One returning actor, however, completely steals the film. Andy Serkis, once again playing the motion capture Gollum to perfection. It’s a more humorous performance this time, but he shines. The scene between Freeman’s Bilbo and Serkis’ Gollum represents the film at its absolute best.
Among the new cast members, Richard Armitage is a heroic and proud Thorin Oakenshield, former Doctor Who star Sylvester McCoy does what he can with the role of Radagast but can’t salvage the mess the writers made of his character, Benedict Cumberbatch’s two motion capture characters Smaug and the Necromancer are only very briefly seen so no real judgment can be rendered, and Ken Stott stands out from the rest of the dwarves as Balin. The problem is there’s too many dwarves, and the film doesn’t give most of them much to do to really have a chance to stand out.
The acting was harder to judge than usual, because High Frame Rate’s tendency to exaggerate character movements, including gestures and facial expressions, also makes the performances seem exaggerated.

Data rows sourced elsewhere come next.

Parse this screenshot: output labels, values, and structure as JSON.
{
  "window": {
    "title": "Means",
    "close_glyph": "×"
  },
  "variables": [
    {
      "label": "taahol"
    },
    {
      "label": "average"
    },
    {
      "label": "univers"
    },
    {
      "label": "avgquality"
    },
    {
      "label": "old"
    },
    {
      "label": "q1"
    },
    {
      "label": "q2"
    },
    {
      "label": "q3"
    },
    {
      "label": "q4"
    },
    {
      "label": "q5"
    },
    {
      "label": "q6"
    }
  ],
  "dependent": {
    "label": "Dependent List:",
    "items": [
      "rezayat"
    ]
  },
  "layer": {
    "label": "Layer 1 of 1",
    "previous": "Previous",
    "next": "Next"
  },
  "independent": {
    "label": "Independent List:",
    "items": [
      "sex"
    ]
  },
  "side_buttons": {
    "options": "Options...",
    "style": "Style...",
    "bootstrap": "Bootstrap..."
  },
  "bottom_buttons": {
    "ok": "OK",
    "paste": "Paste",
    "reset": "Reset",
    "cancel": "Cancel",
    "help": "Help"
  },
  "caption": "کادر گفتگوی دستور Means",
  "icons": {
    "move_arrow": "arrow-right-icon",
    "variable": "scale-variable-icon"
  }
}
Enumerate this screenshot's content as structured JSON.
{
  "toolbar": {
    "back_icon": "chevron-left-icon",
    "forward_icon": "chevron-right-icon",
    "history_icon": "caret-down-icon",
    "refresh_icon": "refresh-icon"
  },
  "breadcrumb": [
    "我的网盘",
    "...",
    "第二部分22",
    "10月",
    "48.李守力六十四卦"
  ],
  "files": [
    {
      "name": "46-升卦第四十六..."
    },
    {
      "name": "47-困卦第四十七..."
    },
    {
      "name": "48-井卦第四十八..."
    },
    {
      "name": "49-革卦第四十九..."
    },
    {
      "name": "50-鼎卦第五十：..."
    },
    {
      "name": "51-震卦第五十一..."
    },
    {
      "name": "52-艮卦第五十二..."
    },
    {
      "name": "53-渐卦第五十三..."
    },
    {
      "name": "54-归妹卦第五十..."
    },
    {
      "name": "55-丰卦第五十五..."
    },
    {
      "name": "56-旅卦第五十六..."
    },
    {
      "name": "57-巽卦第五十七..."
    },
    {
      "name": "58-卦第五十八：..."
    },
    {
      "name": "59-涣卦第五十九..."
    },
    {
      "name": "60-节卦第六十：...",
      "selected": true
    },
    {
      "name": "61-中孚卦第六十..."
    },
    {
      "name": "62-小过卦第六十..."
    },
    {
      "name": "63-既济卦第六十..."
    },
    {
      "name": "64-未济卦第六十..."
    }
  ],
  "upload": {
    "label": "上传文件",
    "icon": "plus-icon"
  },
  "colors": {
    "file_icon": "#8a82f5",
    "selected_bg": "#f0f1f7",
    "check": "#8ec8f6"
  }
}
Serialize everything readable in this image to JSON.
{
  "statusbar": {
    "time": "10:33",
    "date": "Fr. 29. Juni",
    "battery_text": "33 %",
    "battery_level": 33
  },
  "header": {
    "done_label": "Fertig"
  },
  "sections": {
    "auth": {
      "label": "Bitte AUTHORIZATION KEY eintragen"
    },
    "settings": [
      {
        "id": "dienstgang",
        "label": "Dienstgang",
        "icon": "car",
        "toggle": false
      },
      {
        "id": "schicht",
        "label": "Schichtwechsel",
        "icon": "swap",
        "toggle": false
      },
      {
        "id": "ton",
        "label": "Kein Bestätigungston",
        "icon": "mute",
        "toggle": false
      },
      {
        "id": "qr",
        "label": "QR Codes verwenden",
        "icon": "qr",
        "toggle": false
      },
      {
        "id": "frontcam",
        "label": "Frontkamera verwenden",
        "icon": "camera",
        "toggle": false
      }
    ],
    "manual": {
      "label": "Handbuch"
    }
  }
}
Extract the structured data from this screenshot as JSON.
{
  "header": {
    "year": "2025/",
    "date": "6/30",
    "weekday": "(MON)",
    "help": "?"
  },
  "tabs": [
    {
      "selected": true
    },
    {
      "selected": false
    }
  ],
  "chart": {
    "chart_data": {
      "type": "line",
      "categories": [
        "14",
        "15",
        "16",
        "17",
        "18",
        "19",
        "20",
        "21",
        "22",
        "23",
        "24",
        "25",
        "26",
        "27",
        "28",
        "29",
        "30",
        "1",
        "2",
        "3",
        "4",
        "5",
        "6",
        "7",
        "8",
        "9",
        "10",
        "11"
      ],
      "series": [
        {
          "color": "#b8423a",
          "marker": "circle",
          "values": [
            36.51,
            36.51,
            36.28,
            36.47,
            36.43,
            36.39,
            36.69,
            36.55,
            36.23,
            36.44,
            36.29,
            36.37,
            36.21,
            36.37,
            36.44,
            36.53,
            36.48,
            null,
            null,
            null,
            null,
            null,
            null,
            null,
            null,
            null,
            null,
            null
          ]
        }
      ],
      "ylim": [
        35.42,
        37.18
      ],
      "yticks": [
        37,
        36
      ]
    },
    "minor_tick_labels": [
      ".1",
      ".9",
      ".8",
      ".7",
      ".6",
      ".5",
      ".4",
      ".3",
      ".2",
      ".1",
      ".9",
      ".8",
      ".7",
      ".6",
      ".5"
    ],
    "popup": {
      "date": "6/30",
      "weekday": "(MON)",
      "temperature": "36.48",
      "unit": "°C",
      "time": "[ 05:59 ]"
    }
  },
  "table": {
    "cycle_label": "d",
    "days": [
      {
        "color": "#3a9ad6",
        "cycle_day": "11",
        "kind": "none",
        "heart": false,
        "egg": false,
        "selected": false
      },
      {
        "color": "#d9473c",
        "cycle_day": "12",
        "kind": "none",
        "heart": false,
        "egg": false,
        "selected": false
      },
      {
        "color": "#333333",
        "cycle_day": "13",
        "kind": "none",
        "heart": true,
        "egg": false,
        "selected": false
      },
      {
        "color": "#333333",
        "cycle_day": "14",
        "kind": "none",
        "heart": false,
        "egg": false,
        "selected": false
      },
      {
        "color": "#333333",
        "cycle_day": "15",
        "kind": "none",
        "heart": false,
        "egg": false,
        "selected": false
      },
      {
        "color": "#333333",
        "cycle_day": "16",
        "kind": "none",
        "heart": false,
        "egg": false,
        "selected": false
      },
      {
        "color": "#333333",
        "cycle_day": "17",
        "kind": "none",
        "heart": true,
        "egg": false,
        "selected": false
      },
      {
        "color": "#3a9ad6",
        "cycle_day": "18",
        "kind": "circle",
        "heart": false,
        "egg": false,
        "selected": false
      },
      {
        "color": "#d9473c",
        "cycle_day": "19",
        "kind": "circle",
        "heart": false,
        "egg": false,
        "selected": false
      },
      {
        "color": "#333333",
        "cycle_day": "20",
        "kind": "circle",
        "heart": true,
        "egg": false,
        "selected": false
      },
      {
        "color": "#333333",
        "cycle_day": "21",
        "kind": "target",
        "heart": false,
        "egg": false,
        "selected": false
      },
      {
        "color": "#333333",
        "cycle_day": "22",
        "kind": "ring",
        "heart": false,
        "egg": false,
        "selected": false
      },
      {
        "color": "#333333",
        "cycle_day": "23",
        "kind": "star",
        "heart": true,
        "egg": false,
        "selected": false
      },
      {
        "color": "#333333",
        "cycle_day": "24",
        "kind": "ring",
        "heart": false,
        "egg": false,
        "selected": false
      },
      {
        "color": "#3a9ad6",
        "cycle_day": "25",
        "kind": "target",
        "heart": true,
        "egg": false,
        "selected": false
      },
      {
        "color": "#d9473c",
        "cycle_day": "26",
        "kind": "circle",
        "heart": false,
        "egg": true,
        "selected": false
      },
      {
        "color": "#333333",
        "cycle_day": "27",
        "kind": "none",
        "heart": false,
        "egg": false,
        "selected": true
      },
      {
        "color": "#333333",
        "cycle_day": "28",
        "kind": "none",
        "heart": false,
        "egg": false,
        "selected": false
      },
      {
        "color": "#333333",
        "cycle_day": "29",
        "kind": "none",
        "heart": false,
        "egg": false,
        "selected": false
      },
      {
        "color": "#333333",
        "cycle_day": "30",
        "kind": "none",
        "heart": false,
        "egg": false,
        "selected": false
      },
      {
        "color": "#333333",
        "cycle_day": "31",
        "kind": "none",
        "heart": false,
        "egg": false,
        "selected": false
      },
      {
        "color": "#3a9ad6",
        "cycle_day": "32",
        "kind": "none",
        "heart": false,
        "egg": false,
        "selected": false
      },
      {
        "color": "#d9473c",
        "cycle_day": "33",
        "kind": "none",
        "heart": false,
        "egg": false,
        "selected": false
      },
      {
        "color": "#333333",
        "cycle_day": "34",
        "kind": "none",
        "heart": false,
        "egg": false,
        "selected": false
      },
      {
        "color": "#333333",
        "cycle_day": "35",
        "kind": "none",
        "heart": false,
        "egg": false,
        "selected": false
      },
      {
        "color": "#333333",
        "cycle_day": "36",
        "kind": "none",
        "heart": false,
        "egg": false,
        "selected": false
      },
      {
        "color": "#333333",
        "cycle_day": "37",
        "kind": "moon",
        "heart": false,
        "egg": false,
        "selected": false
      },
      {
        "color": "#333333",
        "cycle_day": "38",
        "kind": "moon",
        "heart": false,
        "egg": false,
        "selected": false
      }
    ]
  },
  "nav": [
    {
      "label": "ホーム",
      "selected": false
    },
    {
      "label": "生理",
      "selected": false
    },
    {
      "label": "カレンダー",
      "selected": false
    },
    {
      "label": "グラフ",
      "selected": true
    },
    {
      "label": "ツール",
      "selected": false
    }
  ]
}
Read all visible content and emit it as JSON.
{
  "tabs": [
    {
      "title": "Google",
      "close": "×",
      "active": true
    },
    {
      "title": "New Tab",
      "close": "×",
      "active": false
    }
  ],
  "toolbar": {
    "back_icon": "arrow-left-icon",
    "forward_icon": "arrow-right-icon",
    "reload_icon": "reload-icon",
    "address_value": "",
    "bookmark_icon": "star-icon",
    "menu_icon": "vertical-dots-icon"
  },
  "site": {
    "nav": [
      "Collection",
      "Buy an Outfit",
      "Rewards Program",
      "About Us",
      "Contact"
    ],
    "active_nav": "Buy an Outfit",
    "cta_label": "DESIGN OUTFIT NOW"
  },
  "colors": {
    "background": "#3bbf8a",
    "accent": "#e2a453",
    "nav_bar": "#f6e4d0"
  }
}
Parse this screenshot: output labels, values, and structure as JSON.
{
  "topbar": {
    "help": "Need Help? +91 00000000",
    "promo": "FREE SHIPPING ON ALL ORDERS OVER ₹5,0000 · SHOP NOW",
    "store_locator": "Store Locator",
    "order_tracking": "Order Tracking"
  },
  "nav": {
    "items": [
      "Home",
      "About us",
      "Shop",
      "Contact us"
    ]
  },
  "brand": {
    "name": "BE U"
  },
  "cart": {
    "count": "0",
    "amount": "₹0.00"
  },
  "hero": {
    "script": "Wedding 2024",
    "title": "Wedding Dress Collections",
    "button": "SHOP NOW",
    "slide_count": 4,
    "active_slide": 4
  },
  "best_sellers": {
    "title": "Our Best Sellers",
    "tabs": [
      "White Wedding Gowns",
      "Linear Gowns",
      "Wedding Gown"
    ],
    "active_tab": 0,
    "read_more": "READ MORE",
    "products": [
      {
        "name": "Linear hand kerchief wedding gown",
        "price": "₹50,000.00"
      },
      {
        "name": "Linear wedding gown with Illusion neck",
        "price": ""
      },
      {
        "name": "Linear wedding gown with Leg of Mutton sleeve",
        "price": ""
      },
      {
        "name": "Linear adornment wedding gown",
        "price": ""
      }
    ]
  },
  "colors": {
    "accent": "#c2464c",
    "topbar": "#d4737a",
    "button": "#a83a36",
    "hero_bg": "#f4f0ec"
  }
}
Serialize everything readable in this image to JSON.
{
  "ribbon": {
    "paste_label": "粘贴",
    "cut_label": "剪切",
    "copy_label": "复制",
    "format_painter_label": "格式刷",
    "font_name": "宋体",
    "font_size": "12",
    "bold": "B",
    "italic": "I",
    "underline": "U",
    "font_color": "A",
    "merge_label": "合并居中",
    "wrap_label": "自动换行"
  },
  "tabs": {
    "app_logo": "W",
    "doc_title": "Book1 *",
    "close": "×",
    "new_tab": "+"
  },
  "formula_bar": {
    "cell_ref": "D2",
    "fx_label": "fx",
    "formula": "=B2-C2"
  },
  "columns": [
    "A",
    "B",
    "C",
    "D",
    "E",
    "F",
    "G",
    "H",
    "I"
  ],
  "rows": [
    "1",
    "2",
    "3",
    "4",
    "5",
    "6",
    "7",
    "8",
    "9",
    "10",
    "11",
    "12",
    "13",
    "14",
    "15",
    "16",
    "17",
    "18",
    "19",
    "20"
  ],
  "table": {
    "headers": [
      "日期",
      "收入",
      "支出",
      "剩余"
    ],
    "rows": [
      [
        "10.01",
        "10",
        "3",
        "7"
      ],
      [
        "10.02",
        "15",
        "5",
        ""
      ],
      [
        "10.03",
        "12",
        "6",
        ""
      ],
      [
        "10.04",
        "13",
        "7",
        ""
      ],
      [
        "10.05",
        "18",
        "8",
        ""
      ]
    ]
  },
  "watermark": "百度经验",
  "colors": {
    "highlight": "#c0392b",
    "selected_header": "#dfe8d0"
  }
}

If this format continues to be used, actors will have to learn to underact.
After seeing the LOTR films well over a dozen times each, I still remain emotionally invested in the story from the first scene to the last. I never really felt that while watching this film. I really think part of it is the High Frame Rate, which was more distraction then benefit. Any time a film’s format serves to point out that it’s all fakery, it’s not good, unless the filmmaker’s intent is to point out that it’s all fakery, which isn’t the intent here.
Now if you get the impression that I’m calling The Hobbit: An Unexpected Journey the worst film ever, that’s really not the case. It’s just disappointing based on the expectations I had. Some people will no doubt find it entertaining. It just didn’t have the same magic for me, and I’m saddened by that. I first read the The Hobbit as a child in the late 1970s, and it’s where my love of the fantasy genre began. I expected the film version to be better.
Disclaimer: I found the High Frame Rate format to be so fake looking and distracting, that it no doubt made it even harder for me to get into the film. Which means that my review is biased by how I experienced the film. So if you are going to see this film, I would suggest seeing it in 2D or standard 3D. If you like the film enough to want to see it a second time, maybe then you could see it in HFR 3D if you’re really curious.
[2.5 out of 5 stars]